_What the task asks_:
The answer must consist of every line from the data that holds the string "triangle".

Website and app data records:
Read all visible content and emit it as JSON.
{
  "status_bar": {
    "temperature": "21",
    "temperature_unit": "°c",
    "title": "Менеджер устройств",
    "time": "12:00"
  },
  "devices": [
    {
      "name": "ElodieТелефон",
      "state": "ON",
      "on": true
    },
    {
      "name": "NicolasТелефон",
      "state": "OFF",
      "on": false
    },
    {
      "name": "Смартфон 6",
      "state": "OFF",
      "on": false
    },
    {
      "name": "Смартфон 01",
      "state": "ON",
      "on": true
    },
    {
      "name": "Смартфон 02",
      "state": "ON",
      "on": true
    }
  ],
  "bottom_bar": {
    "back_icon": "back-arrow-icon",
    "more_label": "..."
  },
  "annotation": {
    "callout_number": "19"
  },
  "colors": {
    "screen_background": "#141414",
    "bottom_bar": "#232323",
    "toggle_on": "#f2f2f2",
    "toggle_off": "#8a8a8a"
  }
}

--

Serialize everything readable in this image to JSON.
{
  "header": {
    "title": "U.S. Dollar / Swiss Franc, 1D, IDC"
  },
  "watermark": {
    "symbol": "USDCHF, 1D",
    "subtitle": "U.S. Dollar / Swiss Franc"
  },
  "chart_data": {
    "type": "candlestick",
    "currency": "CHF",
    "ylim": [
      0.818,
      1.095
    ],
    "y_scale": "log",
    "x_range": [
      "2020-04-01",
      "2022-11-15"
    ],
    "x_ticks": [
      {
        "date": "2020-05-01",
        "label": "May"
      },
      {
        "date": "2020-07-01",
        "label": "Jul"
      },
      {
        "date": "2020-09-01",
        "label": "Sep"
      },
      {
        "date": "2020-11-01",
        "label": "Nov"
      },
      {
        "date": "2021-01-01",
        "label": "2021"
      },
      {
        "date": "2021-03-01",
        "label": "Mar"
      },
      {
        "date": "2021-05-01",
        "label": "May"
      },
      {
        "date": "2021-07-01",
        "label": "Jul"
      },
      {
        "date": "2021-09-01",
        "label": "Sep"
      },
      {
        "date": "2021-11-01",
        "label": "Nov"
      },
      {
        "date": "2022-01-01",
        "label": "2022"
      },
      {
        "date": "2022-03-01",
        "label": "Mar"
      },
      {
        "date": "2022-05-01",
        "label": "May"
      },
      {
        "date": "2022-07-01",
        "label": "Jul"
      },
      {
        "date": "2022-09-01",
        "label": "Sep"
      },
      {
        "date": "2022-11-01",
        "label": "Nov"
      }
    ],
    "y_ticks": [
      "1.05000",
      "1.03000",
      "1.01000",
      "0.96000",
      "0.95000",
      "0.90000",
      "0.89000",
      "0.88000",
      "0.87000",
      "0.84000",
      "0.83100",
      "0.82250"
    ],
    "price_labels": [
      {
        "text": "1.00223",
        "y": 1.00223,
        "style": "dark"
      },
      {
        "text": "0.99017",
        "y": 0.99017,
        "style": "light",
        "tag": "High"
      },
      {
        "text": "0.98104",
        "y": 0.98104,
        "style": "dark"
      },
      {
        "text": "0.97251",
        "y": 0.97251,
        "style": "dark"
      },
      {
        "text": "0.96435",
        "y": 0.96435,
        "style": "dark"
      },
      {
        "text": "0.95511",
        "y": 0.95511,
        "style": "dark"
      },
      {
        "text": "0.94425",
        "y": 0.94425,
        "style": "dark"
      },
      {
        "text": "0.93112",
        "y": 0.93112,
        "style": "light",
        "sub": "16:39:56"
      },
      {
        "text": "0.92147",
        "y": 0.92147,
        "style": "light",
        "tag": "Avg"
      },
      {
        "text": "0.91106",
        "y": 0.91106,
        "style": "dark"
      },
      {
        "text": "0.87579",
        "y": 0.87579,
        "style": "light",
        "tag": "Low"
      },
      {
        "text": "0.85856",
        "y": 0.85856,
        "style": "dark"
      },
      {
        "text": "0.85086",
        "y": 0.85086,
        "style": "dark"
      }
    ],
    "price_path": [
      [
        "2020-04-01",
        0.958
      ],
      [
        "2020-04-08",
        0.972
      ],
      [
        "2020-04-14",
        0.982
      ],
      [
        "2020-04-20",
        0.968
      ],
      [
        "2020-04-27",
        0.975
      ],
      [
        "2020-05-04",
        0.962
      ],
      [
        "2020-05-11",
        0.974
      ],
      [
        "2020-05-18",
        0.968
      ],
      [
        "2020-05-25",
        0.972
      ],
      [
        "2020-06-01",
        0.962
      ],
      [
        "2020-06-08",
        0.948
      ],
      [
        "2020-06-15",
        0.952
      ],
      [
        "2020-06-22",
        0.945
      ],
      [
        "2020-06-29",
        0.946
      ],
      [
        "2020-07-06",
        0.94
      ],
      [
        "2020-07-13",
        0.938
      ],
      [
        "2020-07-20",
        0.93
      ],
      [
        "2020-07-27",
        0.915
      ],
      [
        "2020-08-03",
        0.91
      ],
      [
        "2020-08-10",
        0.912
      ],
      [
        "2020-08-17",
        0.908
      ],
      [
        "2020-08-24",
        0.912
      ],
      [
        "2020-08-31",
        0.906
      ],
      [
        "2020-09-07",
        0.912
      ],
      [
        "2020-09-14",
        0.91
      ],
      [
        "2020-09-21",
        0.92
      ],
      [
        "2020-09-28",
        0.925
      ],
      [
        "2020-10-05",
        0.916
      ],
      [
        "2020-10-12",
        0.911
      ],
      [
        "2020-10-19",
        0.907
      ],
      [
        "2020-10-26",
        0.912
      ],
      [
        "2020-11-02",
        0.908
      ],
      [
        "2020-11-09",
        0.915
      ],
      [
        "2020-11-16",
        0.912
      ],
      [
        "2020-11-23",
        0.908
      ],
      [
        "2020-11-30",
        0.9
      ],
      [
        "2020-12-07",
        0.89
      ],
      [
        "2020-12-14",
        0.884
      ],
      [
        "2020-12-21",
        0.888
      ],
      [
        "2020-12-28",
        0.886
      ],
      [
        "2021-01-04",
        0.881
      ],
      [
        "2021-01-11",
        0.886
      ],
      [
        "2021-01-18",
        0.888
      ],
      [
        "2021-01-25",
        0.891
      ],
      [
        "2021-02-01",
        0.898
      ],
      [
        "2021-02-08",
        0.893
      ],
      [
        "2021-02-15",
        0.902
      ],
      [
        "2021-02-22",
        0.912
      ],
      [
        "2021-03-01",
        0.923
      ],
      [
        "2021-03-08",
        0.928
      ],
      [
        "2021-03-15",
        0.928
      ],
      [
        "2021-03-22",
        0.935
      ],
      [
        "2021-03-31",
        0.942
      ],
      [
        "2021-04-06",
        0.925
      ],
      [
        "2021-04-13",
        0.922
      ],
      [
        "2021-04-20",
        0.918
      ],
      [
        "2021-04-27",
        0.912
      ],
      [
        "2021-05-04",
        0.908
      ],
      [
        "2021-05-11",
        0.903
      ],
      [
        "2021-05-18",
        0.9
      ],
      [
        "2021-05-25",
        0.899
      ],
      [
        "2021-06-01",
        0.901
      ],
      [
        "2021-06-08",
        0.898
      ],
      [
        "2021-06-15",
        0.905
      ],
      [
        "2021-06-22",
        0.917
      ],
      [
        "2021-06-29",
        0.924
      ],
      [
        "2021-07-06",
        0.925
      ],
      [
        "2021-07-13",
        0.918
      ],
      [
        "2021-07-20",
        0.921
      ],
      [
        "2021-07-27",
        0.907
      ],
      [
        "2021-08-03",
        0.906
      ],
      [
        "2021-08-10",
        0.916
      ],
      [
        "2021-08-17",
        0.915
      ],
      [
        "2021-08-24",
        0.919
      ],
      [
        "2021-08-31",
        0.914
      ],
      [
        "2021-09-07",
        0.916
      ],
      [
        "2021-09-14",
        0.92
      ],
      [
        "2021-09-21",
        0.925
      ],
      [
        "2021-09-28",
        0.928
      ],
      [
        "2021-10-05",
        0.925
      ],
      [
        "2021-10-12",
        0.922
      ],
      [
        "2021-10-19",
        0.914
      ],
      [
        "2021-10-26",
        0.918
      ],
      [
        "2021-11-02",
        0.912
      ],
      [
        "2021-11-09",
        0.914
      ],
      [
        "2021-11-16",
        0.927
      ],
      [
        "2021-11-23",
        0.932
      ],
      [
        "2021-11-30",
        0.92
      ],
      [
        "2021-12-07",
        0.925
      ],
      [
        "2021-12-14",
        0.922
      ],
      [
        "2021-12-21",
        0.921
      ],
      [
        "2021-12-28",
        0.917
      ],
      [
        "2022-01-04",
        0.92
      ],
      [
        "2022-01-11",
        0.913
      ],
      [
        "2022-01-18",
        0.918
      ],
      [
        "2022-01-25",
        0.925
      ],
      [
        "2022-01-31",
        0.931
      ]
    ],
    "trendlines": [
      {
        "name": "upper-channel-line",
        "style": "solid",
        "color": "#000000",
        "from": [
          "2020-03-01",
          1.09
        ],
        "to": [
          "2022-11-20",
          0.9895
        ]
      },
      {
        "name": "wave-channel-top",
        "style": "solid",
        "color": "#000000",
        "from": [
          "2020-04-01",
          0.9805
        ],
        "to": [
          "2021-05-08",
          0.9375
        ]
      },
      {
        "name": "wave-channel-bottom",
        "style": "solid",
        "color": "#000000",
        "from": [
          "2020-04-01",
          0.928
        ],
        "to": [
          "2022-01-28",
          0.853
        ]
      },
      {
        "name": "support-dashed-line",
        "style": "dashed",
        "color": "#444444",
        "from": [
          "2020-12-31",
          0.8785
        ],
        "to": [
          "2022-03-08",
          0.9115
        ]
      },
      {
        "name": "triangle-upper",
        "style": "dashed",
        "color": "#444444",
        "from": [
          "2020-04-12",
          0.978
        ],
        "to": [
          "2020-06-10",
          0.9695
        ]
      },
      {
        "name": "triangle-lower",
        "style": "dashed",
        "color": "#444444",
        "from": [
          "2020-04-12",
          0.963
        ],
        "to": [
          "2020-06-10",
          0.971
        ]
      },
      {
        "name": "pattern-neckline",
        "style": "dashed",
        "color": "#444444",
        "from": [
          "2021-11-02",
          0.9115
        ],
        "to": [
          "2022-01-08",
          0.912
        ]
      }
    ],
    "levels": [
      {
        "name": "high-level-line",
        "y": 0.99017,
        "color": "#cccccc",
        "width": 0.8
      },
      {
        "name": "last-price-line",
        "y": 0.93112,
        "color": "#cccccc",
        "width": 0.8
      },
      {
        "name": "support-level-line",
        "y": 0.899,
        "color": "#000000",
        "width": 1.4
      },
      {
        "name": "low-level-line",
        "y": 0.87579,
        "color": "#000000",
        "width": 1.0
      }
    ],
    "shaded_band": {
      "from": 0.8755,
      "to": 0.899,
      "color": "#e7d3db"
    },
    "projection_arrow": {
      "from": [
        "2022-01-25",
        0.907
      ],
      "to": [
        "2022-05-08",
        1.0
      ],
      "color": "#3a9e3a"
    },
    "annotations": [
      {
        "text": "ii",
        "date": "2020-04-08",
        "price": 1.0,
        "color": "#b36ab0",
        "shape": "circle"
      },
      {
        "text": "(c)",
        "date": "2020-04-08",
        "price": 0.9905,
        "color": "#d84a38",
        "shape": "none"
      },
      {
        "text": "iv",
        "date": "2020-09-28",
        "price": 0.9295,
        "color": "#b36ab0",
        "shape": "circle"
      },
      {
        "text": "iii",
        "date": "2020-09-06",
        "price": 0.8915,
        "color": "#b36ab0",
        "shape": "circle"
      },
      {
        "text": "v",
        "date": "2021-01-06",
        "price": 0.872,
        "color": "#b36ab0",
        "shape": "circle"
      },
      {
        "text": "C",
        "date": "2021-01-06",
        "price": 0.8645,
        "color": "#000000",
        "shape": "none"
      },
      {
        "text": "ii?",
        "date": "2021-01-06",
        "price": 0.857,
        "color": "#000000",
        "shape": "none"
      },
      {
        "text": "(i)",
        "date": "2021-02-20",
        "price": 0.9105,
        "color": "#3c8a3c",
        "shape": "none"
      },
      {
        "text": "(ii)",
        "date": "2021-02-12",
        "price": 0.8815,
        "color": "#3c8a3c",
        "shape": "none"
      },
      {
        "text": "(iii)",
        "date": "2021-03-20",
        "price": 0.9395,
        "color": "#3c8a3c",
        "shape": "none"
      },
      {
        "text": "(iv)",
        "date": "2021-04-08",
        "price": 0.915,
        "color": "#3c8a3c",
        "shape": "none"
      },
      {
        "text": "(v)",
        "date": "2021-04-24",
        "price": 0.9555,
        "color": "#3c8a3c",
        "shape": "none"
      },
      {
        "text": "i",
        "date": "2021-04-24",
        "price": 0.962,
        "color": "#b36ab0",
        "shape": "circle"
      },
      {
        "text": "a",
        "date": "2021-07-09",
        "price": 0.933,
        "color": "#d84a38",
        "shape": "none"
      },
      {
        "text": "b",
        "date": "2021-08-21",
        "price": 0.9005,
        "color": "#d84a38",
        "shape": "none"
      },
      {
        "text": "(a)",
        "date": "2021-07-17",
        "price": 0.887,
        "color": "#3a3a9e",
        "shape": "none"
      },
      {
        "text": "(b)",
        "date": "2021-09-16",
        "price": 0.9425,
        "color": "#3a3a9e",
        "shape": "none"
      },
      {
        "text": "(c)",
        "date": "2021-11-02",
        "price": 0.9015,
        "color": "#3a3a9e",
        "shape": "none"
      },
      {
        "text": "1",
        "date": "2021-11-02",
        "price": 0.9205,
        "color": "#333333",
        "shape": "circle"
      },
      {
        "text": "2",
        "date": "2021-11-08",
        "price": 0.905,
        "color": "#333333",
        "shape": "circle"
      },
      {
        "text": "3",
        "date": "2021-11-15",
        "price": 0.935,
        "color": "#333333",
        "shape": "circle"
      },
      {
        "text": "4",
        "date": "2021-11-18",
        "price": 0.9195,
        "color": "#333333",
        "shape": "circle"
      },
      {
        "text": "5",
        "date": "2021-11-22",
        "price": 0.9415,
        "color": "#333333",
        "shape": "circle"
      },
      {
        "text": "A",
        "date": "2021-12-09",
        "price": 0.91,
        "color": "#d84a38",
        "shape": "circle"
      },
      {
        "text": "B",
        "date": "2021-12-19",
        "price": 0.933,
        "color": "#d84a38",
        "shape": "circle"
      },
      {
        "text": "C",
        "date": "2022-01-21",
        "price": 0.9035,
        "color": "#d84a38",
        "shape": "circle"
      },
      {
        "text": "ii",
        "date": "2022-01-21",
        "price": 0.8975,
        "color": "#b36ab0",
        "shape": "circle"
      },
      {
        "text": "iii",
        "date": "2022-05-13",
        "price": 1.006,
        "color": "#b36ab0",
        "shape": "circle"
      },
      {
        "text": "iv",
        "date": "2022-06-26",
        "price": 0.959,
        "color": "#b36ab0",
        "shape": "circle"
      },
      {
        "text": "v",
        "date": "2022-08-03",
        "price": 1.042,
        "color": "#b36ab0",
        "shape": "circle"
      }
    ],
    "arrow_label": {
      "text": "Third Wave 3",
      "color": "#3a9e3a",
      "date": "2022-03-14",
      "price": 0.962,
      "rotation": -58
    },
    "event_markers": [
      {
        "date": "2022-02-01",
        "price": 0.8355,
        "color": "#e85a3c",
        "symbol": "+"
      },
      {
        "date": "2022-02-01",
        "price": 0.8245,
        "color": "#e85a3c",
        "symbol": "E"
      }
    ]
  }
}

_Problem solution_:
        "name": "triangle-upper",
        "name": "triangle-lower",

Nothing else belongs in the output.